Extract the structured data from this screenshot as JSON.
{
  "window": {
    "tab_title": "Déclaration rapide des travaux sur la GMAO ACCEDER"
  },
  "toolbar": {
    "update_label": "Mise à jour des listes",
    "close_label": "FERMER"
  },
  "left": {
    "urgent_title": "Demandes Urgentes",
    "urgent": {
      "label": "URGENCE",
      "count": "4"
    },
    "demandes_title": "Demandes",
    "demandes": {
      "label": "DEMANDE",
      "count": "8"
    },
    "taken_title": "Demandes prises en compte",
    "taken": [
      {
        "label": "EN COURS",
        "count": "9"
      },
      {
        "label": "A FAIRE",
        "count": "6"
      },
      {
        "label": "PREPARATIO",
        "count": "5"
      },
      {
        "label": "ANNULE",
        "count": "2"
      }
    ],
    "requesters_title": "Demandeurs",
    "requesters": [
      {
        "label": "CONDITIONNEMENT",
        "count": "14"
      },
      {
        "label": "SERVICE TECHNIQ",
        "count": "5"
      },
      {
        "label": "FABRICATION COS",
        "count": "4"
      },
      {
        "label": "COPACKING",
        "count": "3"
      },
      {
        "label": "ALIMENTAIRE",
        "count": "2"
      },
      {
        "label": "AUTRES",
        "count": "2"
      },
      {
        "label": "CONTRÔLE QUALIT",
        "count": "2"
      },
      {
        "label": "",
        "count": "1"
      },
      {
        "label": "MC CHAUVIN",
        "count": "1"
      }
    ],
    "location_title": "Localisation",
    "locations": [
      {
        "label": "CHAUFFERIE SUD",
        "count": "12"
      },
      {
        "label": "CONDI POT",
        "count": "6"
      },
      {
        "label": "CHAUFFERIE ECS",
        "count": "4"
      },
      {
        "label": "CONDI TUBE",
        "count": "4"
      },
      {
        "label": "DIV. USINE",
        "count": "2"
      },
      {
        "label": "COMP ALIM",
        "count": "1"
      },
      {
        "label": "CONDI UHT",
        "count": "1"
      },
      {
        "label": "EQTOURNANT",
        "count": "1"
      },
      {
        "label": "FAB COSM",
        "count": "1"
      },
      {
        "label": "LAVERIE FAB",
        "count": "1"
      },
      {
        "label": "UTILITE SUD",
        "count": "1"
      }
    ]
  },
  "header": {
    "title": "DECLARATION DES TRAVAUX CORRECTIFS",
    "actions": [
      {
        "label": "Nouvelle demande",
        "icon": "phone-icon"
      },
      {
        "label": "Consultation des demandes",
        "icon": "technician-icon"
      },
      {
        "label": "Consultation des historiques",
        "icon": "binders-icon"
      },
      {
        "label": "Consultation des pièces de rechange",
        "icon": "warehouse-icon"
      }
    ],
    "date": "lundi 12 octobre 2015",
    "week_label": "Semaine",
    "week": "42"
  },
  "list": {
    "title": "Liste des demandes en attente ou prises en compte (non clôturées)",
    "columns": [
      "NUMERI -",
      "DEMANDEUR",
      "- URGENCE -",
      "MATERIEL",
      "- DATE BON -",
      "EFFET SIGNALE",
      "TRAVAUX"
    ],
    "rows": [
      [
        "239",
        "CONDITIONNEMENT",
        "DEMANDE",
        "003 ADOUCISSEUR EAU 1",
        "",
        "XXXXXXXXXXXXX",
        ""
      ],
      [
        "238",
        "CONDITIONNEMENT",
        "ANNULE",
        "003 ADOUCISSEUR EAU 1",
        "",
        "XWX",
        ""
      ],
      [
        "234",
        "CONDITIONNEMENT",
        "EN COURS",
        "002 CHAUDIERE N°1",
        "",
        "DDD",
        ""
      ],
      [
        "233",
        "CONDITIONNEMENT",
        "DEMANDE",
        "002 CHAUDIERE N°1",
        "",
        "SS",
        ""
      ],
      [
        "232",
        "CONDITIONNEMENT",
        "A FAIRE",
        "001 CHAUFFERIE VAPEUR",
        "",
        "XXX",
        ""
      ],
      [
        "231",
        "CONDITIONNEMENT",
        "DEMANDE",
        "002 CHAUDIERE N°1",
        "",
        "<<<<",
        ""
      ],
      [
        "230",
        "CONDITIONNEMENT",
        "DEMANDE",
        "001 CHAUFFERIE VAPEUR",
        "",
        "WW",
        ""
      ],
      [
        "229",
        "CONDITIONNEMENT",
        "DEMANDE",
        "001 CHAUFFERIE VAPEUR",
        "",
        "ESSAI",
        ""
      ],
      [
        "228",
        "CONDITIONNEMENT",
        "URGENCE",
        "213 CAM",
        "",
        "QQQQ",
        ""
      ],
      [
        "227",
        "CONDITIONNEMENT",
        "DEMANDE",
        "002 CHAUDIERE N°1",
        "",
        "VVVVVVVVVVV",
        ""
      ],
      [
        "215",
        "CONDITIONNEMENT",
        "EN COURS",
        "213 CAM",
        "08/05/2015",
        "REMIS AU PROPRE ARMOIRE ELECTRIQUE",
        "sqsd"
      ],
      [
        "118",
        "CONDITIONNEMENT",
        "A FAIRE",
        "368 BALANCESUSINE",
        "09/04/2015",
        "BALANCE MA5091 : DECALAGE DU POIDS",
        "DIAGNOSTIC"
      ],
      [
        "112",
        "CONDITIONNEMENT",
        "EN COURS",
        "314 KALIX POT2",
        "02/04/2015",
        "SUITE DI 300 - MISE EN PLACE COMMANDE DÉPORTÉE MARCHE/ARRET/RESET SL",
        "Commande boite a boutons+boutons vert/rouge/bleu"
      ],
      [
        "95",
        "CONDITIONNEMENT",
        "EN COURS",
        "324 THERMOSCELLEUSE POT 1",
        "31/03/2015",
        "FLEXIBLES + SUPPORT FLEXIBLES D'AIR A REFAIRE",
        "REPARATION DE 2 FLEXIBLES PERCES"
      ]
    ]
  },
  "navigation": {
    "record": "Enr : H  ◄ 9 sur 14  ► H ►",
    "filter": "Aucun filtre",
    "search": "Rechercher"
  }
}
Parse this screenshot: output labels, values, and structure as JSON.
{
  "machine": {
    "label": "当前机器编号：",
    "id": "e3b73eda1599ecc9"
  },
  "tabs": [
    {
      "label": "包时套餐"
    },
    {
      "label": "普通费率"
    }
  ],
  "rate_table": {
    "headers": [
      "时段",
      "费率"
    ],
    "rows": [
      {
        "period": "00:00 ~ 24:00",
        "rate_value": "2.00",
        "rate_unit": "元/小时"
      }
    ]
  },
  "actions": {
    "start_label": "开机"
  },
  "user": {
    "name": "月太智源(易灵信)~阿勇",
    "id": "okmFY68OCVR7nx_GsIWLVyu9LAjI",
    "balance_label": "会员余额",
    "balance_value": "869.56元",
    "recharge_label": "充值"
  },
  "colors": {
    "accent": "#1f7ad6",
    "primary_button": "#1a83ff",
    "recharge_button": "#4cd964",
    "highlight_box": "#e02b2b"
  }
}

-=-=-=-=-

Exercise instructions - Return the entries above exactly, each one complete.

Solution for this task -
Extract the structured data from this screenshot as JSON.
{
  "window": {
    "tab_title": "Déclaration rapide des travaux sur la GMAO ACCEDER"
  },
  "toolbar": {
    "update_label": "Mise à jour des listes",
    "close_label": "FERMER"
  },
  "left": {
    "urgent_title": "Demandes Urgentes",
    "urgent": {
      "label": "URGENCE",
      "count": "4"
    },
    "demandes_title": "Demandes",
    "demandes": {
      "label": "DEMANDE",
      "count": "8"
    },
    "taken_title": "Demandes prises en compte",
    "taken": [
      {
        "label": "EN COURS",
        "count": "9"
      },
      {
        "label": "A FAIRE",
        "count": "6"
      },
      {
        "label": "PREPARATIO",
        "count": "5"
      },
      {
        "label": "ANNULE",
        "count": "2"
      }
    ],
    "requesters_title": "Demandeurs",
    "requesters": [
      {
        "label": "CONDITIONNEMENT",
        "count": "14"
      },
      {
        "label": "SERVICE TECHNIQ",
        "count": "5"
      },
      {
        "label": "FABRICATION COS",
        "count": "4"
      },
      {
        "label": "COPACKING",
        "count": "3"
      },
      {
        "label": "ALIMENTAIRE",
        "count": "2"
      },
      {
        "label": "AUTRES",
        "count": "2"
      },
      {
        "label": "CONTRÔLE QUALIT",
        "count": "2"
      },
      {
        "label": "",
        "count": "1"
      },
      {
        "label": "MC CHAUVIN",
        "count": "1"
      }
    ],
    "location_title": "Localisation",
    "locations": [
      {
        "label": "CHAUFFERIE SUD",
        "count": "12"
      },
      {
        "label": "CONDI POT",
        "count": "6"
      },
      {
        "label": "CHAUFFERIE ECS",
        "count": "4"
      },
      {
        "label": "CONDI TUBE",
        "count": "4"
      },
      {
        "label": "DIV. USINE",
        "count": "2"
      },
      {
        "label": "COMP ALIM",
        "count": "1"
      },
      {
        "label": "CONDI UHT",
        "count": "1"
      },
      {
        "label": "EQTOURNANT",
        "count": "1"
      },
      {
        "label": "FAB COSM",
        "count": "1"
      },
      {
        "label": "LAVERIE FAB",
        "count": "1"
      },
      {
        "label": "UTILITE SUD",
        "count": "1"
      }
    ]
  },
  "header": {
    "title": "DECLARATION DES TRAVAUX CORRECTIFS",
    "actions": [
      {
        "label": "Nouvelle demande",
        "icon": "phone-icon"
      },
      {
        "label": "Consultation des demandes",
        "icon": "technician-icon"
      },
      {
        "label": "Consultation des historiques",
        "icon": "binders-icon"
      },
      {
        "label": "Consultation des pièces de rechange",
        "icon": "warehouse-icon"
      }
    ],
    "date": "lundi 12 octobre 2015",
    "week_label": "Semaine",
    "week": "42"
  },
  "list": {
    "title": "Liste des demandes en attente ou prises en compte (non clôturées)",
    "columns": [
      "NUMERI -",
      "DEMANDEUR",
      "- URGENCE -",
      "MATERIEL",
      "- DATE BON -",
      "EFFET SIGNALE",
      "TRAVAUX"
    ],
    "rows": [
      [
        "239",
        "CONDITIONNEMENT",
        "DEMANDE",
        "003 ADOUCISSEUR EAU 1",
        "",
        "XXXXXXXXXXXXX",
        ""
      ],
      [
        "238",
        "CONDITIONNEMENT",
        "ANNULE",
        "003 ADOUCISSEUR EAU 1",
        "",
        "XWX",
        ""
      ],
      [
        "234",
        "CONDITIONNEMENT",
        "EN COURS",
        "002 CHAUDIERE N°1",
        "",
        "DDD",
        ""
      ],
      [
        "233",
        "CONDITIONNEMENT",
        "DEMANDE",
        "002 CHAUDIERE N°1",
        "",
        "SS",
        ""
      ],
      [
        "232",
        "CONDITIONNEMENT",
        "A FAIRE",
        "001 CHAUFFERIE VAPEUR",
        "",
        "XXX",
        ""
      ],
      [
        "231",
        "CONDITIONNEMENT",
        "DEMANDE",
        "002 CHAUDIERE N°1",
        "",
        "<<<<",
        ""
      ],
      [
        "230",
        "CONDITIONNEMENT",
        "DEMANDE",
        "001 CHAUFFERIE VAPEUR",
        "",
        "WW",
        ""
      ],
      [
        "229",
        "CONDITIONNEMENT",
        "DEMANDE",
        "001 CHAUFFERIE VAPEUR",
        "",
        "ESSAI",
        ""
      ],
      [
        "228",
        "CONDITIONNEMENT",
        "URGENCE",
        "213 CAM",
        "",
        "QQQQ",
        ""
      ],
      [
        "227",
        "CONDITIONNEMENT",
        "DEMANDE",
        "002 CHAUDIERE N°1",
        "",
        "VVVVVVVVVVV",
        ""
      ],
      [
        "215",
        "CONDITIONNEMENT",
        "EN COURS",
        "213 CAM",
        "08/05/2015",
        "REMIS AU PROPRE ARMOIRE ELECTRIQUE",
        "sqsd"
      ],
      [
        "118",
        "CONDITIONNEMENT",
        "A FAIRE",
        "368 BALANCESUSINE",
        "09/04/2015",
        "BALANCE MA5091 : DECALAGE DU POIDS",
        "DIAGNOSTIC"
      ],
      [
        "112",
        "CONDITIONNEMENT",
        "EN COURS",
        "314 KALIX POT2",
        "02/04/2015",
        "SUITE DI 300 - MISE EN PLACE COMMANDE DÉPORTÉE MARCHE/ARRET/RESET SL",
        "Commande boite a boutons+boutons vert/rouge/bleu"
      ],
      [
        "95",
        "CONDITIONNEMENT",
        "EN COURS",
        "324 THERMOSCELLEUSE POT 1",
        "31/03/2015",
        "FLEXIBLES + SUPPORT FLEXIBLES D'AIR A REFAIRE",
        "REPARATION DE 2 FLEXIBLES PERCES"
      ]
    ]
  },
  "navigation": {
    "record": "Enr : H  ◄ 9 sur 14  ► H ►",
    "filter": "Aucun filtre",
    "search": "Rechercher"
  }
}
Parse this screenshot: output labels, values, and structure as JSON.
{
  "machine": {
    "label": "当前机器编号：",
    "id": "e3b73eda1599ecc9"
  },
  "tabs": [
    {
      "label": "包时套餐"
    },
    {
      "label": "普通费率"
    }
  ],
  "rate_table": {
    "headers": [
      "时段",
      "费率"
    ],
    "rows": [
      {
        "period": "00:00 ~ 24:00",
        "rate_value": "2.00",
        "rate_unit": "元/小时"
      }
    ]
  },
  "actions": {
    "start_label": "开机"
  },
  "user": {
    "name": "月太智源(易灵信)~阿勇",
    "id": "okmFY68OCVR7nx_GsIWLVyu9LAjI",
    "balance_label": "会员余额",
    "balance_value": "869.56元",
    "recharge_label": "充值"
  },
  "colors": {
    "accent": "#1f7ad6",
    "primary_button": "#1a83ff",
    "recharge_button": "#4cd964",
    "highlight_box": "#e02b2b"
  }
}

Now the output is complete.